AIM OF THE EXERCISE: Some lines of these records may hold the word "this"; state how many, using only the number.

Items listed in a dataset
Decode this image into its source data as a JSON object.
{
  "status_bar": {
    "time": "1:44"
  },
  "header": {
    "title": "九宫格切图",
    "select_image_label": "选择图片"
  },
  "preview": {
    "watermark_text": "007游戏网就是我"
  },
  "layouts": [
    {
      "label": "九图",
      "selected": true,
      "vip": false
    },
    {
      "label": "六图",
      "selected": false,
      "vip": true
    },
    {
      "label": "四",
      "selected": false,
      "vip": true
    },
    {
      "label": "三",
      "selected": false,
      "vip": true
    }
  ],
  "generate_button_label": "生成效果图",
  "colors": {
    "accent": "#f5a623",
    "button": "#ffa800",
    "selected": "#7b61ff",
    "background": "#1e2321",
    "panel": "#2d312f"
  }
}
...
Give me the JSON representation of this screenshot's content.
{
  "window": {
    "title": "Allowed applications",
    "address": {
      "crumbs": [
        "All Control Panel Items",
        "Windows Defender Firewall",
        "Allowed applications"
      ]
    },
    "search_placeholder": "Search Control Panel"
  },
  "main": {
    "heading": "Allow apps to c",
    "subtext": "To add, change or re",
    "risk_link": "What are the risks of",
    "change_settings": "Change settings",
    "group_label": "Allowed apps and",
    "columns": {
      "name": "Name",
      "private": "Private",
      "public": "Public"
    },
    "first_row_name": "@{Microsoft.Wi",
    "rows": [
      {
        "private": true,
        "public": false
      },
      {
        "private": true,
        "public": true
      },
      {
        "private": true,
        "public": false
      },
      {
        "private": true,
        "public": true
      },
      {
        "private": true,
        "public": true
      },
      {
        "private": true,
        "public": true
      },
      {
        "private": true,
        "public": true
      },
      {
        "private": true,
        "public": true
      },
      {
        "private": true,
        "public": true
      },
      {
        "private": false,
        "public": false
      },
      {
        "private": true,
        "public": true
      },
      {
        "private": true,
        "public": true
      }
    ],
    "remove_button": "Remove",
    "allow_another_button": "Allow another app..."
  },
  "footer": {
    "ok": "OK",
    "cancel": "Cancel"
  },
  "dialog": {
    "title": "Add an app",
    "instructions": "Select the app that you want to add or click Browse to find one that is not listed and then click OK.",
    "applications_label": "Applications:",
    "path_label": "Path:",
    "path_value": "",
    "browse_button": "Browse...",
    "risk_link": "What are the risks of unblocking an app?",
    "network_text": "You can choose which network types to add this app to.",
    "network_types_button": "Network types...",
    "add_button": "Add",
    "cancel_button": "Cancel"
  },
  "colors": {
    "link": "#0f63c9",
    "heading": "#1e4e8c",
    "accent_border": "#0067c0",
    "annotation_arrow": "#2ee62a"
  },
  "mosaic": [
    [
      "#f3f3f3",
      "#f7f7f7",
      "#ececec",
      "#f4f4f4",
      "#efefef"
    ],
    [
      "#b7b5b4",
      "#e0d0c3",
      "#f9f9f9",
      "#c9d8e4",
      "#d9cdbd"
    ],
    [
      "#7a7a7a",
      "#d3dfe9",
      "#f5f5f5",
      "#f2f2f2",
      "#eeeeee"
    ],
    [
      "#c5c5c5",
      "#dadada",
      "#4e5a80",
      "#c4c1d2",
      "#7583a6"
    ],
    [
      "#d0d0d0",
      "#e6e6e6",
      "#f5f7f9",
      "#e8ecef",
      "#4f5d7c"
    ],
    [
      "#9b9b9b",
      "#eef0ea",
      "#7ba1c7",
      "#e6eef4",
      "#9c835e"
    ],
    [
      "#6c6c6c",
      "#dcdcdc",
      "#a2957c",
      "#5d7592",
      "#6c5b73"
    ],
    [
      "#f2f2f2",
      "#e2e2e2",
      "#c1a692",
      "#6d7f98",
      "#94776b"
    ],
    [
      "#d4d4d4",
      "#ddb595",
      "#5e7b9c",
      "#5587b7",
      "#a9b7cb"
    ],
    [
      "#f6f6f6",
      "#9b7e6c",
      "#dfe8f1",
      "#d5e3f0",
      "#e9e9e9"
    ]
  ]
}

SOLVED EXERCISE: 3